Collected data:
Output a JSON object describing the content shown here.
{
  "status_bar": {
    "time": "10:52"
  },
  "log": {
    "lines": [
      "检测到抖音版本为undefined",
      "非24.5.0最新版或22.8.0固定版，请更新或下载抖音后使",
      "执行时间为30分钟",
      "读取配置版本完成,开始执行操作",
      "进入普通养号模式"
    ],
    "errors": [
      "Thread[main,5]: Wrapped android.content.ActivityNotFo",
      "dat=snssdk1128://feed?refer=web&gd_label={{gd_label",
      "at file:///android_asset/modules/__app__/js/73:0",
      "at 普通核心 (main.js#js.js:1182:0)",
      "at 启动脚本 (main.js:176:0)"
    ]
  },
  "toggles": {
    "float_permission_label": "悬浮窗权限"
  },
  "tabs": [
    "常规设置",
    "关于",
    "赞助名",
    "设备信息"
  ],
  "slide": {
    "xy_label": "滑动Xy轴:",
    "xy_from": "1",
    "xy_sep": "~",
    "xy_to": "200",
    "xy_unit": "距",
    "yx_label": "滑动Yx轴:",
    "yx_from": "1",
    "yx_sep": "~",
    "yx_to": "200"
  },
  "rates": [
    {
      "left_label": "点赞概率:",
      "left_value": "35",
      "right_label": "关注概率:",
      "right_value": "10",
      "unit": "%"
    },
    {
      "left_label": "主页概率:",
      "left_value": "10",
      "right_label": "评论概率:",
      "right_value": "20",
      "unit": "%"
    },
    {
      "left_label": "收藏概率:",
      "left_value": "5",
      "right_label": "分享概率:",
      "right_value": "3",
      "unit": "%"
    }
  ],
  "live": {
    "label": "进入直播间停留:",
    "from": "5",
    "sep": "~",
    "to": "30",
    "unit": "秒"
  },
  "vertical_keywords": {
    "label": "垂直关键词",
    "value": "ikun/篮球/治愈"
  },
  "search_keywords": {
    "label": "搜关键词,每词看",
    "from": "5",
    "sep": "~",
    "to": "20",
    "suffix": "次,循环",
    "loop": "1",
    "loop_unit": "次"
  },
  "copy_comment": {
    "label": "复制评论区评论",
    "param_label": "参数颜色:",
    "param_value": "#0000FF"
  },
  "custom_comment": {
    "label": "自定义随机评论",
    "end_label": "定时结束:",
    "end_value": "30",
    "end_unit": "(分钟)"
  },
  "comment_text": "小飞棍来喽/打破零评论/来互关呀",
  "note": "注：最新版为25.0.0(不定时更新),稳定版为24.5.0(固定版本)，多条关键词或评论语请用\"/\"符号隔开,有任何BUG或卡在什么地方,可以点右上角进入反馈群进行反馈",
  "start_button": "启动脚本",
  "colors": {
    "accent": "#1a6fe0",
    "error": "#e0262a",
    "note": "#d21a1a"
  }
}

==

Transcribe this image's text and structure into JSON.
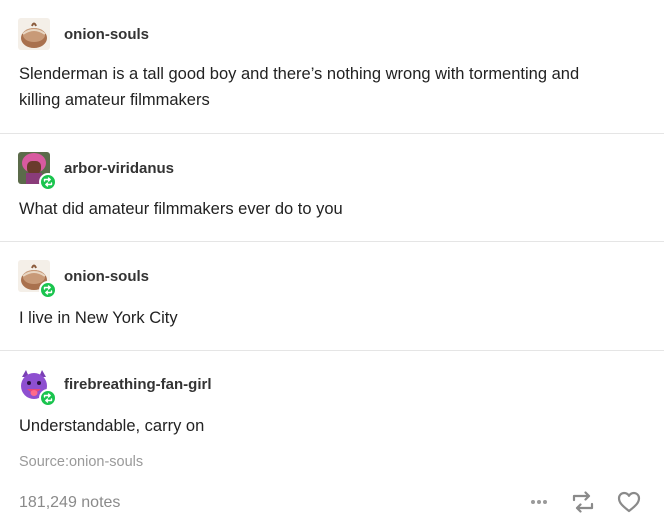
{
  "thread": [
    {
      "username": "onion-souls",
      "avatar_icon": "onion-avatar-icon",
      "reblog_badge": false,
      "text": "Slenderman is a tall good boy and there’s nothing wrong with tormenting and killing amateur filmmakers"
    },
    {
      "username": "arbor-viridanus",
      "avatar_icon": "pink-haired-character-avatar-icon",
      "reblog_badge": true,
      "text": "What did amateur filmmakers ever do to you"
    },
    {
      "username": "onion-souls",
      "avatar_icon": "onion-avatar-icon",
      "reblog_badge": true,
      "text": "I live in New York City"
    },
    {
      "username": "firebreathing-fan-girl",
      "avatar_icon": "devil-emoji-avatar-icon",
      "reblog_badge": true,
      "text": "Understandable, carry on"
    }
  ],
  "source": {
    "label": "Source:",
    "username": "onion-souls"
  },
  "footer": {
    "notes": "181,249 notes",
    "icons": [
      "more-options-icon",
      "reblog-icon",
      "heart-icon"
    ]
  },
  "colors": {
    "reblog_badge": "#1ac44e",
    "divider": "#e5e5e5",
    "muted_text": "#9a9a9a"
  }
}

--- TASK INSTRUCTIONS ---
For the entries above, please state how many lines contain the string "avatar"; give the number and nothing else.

--- EXERCISE RESPONSE ---
4